The circumstances leading to both breaches are similar and sadly, all too common. In both cases, the organization failed to detect the unauthorized access to protected information by someone accessing that information without authority. In the case of Anthem, it was by someone external to the organization who obtained the credentials through a “phishing” scam. The MHS data was accessed by unauthorized affiliated physician office staff and employees through the use of a former employee’s credentials.
And last week, a former staffer at the Federal Deposit Insurance Corp. was convicted of stealing confidential regulatory filings and copying them onto a USB drive, allegedly to prepare for job interviews. This also underscores a lack of audit trails and access controls; and a violation of security policies.
Audit Controls Can Alert Organizations to a Breach Sooner
Every organization has employees who will either deliberately or accidentally violate policy and training. There are a host of controls relating to awareness training, and these are an important part of any cybersecurity and privacy program. Properly implemented, they reduce the frequency of these occurrences. But no matter how thorough the training, sometimes it will fail. To guard against this possibility, organizations need controls in place to detect the event.
The National Institute of Standards and Technology has a number of thoughtful publications devoted to improving cybersecurity and privacy practices, and has made a special effort to make these relevant for the private sector in addition to the government agencies it serves. Two in particular address these breaches: the cybersecurity framework and its controls, published in Special Publication 800-53. These two publications are related but different. The framework outlines the tasks an organization must undertake to implement a successful program; while the controls have the unique elements that should be implemented to make the program work.

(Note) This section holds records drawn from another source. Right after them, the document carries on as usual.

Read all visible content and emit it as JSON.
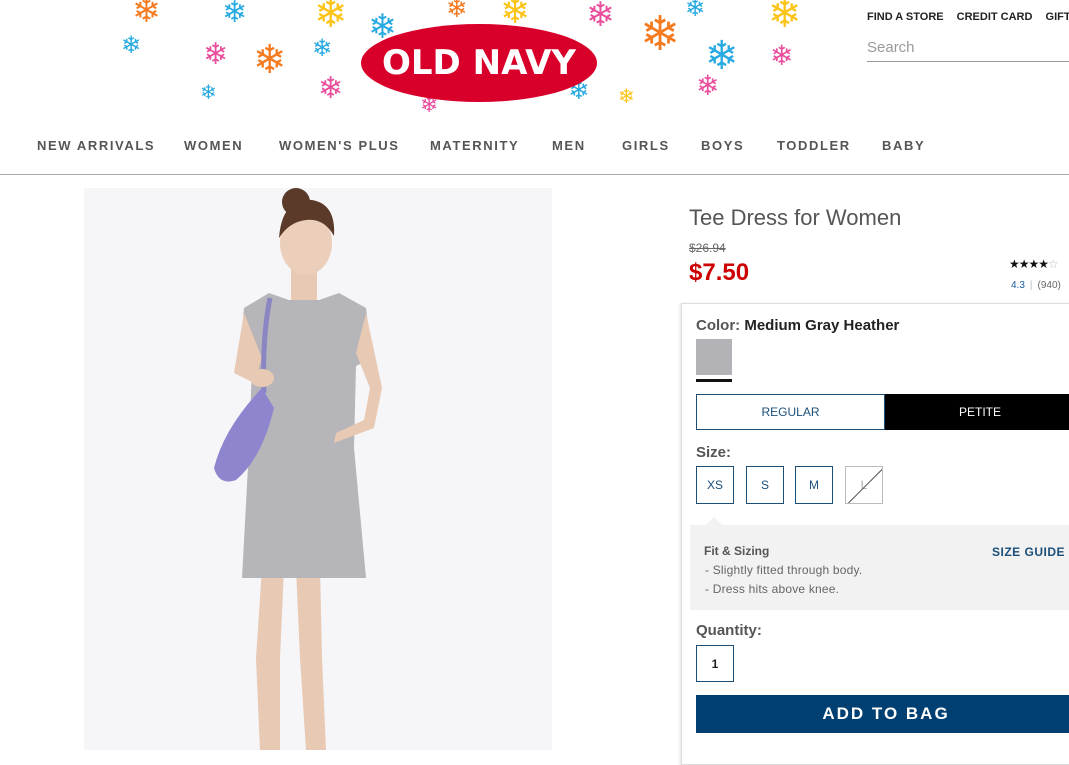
{
  "header": {
    "logo_text": "OLD NAVY",
    "utility_links": [
      "FIND A STORE",
      "CREDIT CARD",
      "GIFT CA"
    ],
    "search_placeholder": "Search"
  },
  "nav": [
    "NEW ARRIVALS",
    "WOMEN",
    "WOMEN'S PLUS",
    "MATERNITY",
    "MEN",
    "GIRLS",
    "BOYS",
    "TODDLER",
    "BABY"
  ],
  "product": {
    "title": "Tee Dress for Women",
    "old_price": "$26.94",
    "sale_price": "$7.50",
    "rating_stars": 4.3,
    "rating_value": "4.3",
    "review_count": "(940)",
    "color_label": "Color:",
    "color_value": "Medium Gray Heather",
    "fit_options": [
      "REGULAR",
      "PETITE"
    ],
    "selected_fit": "PETITE",
    "size_label": "Size:",
    "sizes": [
      "XS",
      "S",
      "M",
      "L"
    ],
    "unavailable_sizes": [
      "L"
    ],
    "fit_sizing_title": "Fit & Sizing",
    "fit_sizing_lines": [
      "- Slightly fitted through body.",
      "- Dress hits above knee."
    ],
    "size_guide": "SIZE GUIDE",
    "quantity_label": "Quantity:",
    "quantity_value": "1",
    "add_to_bag": "ADD TO BAG"
  },
  "colors": {
    "brand_red": "#d8002a",
    "sale_red": "#cc0000",
    "navy": "#003f72",
    "swatch": "#b3b2b6"
  }
}
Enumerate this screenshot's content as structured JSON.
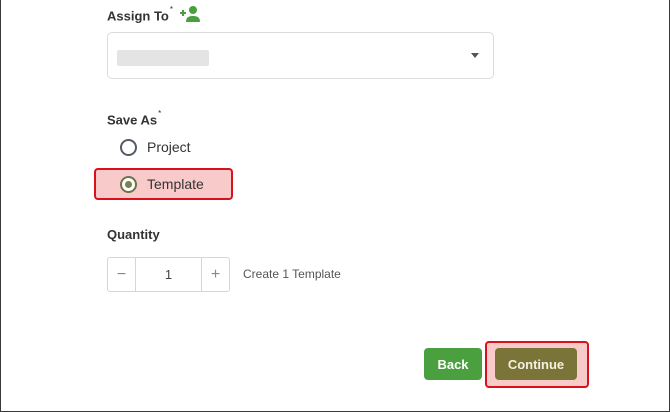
{
  "assign_to": {
    "label": "Assign To",
    "required_mark": "*",
    "add_icon": "add-user-icon",
    "select": {
      "value": "",
      "redacted": true
    }
  },
  "save_as": {
    "label": "Save As",
    "required_mark": "*",
    "options": [
      {
        "label": "Project",
        "checked": false
      },
      {
        "label": "Template",
        "checked": true
      }
    ]
  },
  "quantity": {
    "label": "Quantity",
    "minus": "−",
    "value": "1",
    "plus": "+",
    "helper_text": "Create 1 Template"
  },
  "actions": {
    "back_label": "Back",
    "continue_label": "Continue"
  },
  "colors": {
    "back_button": "#4aa03f",
    "continue_button": "#7b7438",
    "highlight_border": "#d8121c",
    "highlight_fill": "#f8caca"
  }
}
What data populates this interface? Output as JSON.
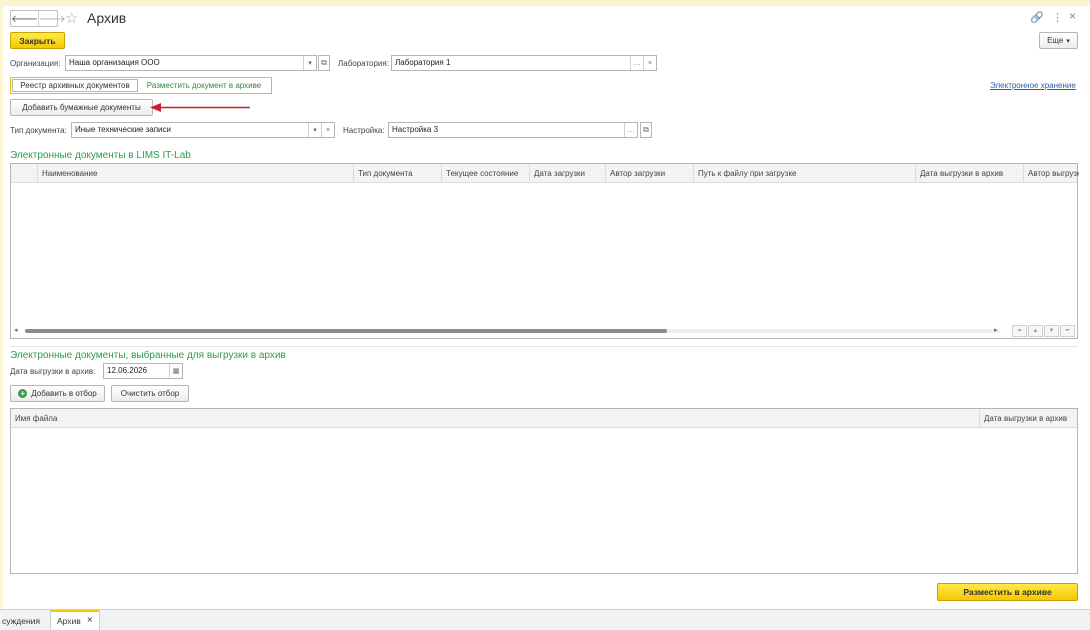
{
  "window": {
    "title": "Архив",
    "more_label": "Еще",
    "more_caret": "▾",
    "back_glyph": "🡐",
    "forward_glyph": "🡒",
    "star_glyph": "☆",
    "link_glyph": "🔗",
    "menu_glyph": "⋮",
    "close_glyph": "×"
  },
  "toolbar": {
    "close_label": "Закрыть"
  },
  "filters": {
    "org_label": "Организация:",
    "org_value": "Наша организация ООО",
    "lab_label": "Лаборатория:",
    "lab_value": "Лаборатория 1",
    "doc_type_label": "Тип документа:",
    "doc_type_value": "Иные технические записи",
    "setting_label": "Настройка:",
    "setting_value": "Настройка 3"
  },
  "tabs": [
    {
      "label": "Реестр архивных документов"
    },
    {
      "label": "Разместить документ в архиве"
    }
  ],
  "add_paper_label": "Добавить бумажные документы",
  "e_storage_link": "Электронное хранение",
  "section1": {
    "title": "Электронные документы в LIMS IT-Lab",
    "columns": [
      "Наименование",
      "Тип документа",
      "Текущее состояние",
      "Дата загрузки",
      "Автор загрузки",
      "Путь к файлу при загрузке",
      "Дата выгрузки в архив",
      "Автор выгрузки"
    ]
  },
  "section2": {
    "title": "Электронные документы, выбранные для выгрузки в архив",
    "date_label": "Дата выгрузки в архив:",
    "date_value": "12.06.2026",
    "add_filter_label": "Добавить в отбор",
    "clear_filter_label": "Очистить отбор",
    "columns": [
      "Имя файла",
      "Дата выгрузки в архив"
    ]
  },
  "place_button_label": "Разместить в архиве",
  "bottom_tabs": [
    {
      "label": "суждения"
    },
    {
      "label": "Архив"
    }
  ],
  "colors": {
    "accent_yellow": "#f5c800",
    "section_green": "#2e9e4a",
    "link_blue": "#2c5fad",
    "arrow_red": "#c8202a"
  }
}
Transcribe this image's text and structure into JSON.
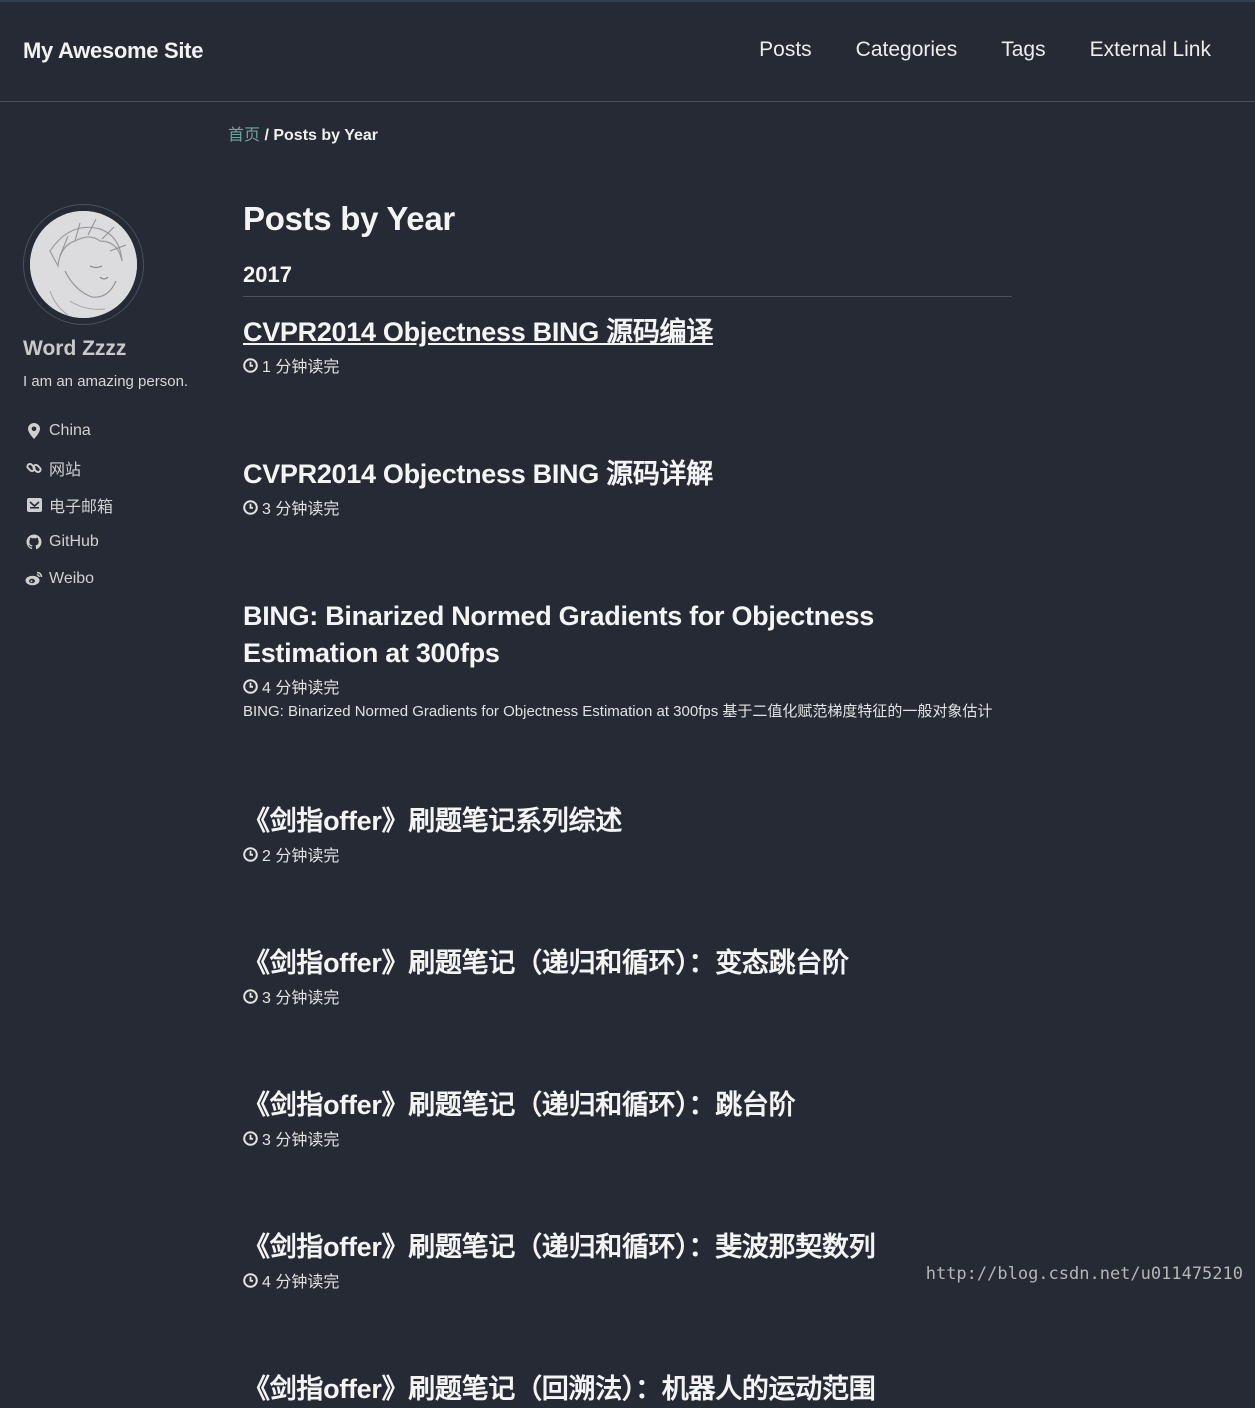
{
  "header": {
    "site_title": "My Awesome Site",
    "nav": [
      "Posts",
      "Categories",
      "Tags",
      "External Link"
    ]
  },
  "breadcrumb": {
    "home": "首页",
    "separator": " / ",
    "current": "Posts by Year"
  },
  "author": {
    "name": "Word Zzzz",
    "bio": "I am an amazing person.",
    "links": [
      {
        "icon": "map-marker-icon",
        "label": "China"
      },
      {
        "icon": "link-icon",
        "label": "网站"
      },
      {
        "icon": "envelope-icon",
        "label": "电子邮箱"
      },
      {
        "icon": "github-icon",
        "label": "GitHub"
      },
      {
        "icon": "weibo-icon",
        "label": "Weibo"
      }
    ]
  },
  "main": {
    "page_title": "Posts by Year",
    "year": "2017",
    "posts": [
      {
        "title": "CVPR2014 Objectness BING 源码编译",
        "read_time": "1 分钟读完",
        "excerpt": ""
      },
      {
        "title": "CVPR2014 Objectness BING 源码详解",
        "read_time": "3 分钟读完",
        "excerpt": ""
      },
      {
        "title": "BING: Binarized Normed Gradients for Objectness Estimation at 300fps",
        "read_time": "4 分钟读完",
        "excerpt": "BING: Binarized Normed Gradients for Objectness Estimation at 300fps 基于二值化赋范梯度特征的一般对象估计"
      },
      {
        "title": "《剑指offer》刷题笔记系列综述",
        "read_time": "2 分钟读完",
        "excerpt": ""
      },
      {
        "title": "《剑指offer》刷题笔记（递归和循环）：变态跳台阶",
        "read_time": "3 分钟读完",
        "excerpt": ""
      },
      {
        "title": "《剑指offer》刷题笔记（递归和循环）：跳台阶",
        "read_time": "3 分钟读完",
        "excerpt": ""
      },
      {
        "title": "《剑指offer》刷题笔记（递归和循环）：斐波那契数列",
        "read_time": "4 分钟读完",
        "excerpt": ""
      },
      {
        "title": "《剑指offer》刷题笔记（回溯法）：机器人的运动范围",
        "read_time": "",
        "excerpt": ""
      }
    ]
  },
  "watermark": "http://blog.csdn.net/u011475210",
  "colors": {
    "background": "#252a34",
    "breadcrumb_link": "#6fa3a0",
    "divider": "#4a505c"
  }
}
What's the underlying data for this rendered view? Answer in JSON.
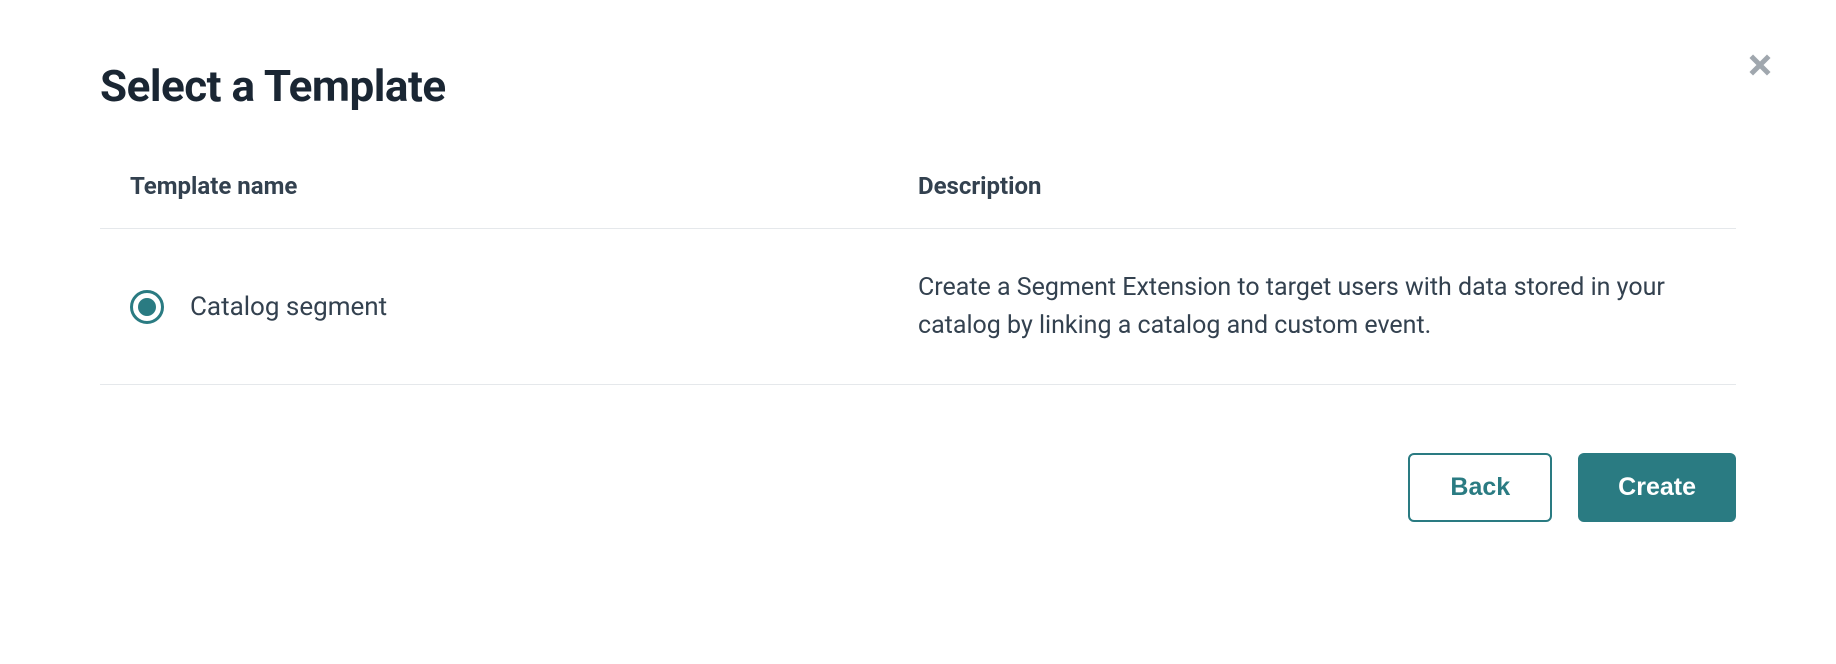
{
  "modal": {
    "title": "Select a Template",
    "columns": {
      "name": "Template name",
      "description": "Description"
    },
    "templates": [
      {
        "name": "Catalog segment",
        "description": "Create a Segment Extension to target users with data stored in your catalog by linking a catalog and custom event.",
        "selected": true
      }
    ],
    "buttons": {
      "back": "Back",
      "create": "Create"
    }
  }
}
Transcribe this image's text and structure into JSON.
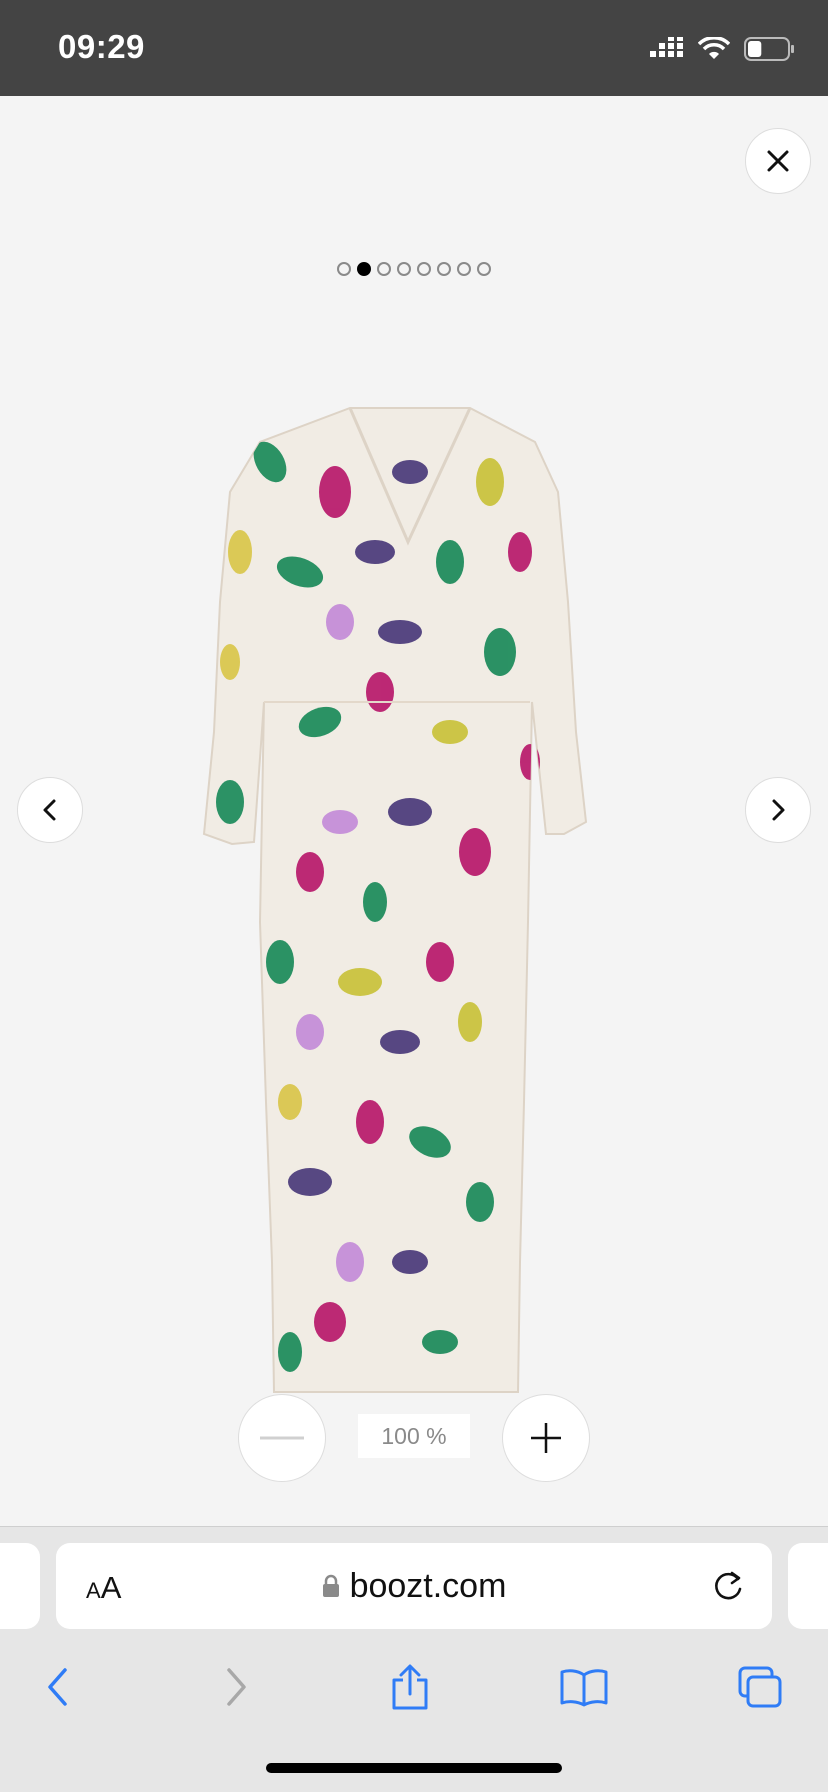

The number of controls found in 800-53 is admittedly daunting. Relating them to the framework is difficult, and assessing them for proper implementation and efficacy is even harder. Moreover, determining which controls are required by HIPAA, whether additional controls should be implemented (even if not explicitly mentioned by regulation), and whether to consider additional requirements from other cybersecurity regulations or contractual obligations all make the work even more complex.
Cybersecurity Program As Dynamic Document
The development of these programs transects many aspects of an organization including risk appetite, compliance, regulatory matters, technology and business operations. If done in a vacuum, a poor policy becomes nothing more than “shelfware” appreciated only by the compliance and legal departments of an organization during an annual review.
Harris Beach has significant experience working with the various stakeholders to develop cybersecurity programs that will actually persist as dynamic documents. As a display of our commitment, we have created an affiliate technology company, Caetra, to deliver an initial compliance program addressing a number of regulations, including HIPAA, so that clients can start to address these issues and avoid these types of fines. if you are interested in reducing your risks under HIPAA, contact one of our attorneys to discuss how our firm or Caetra can help reduce your compliance risks.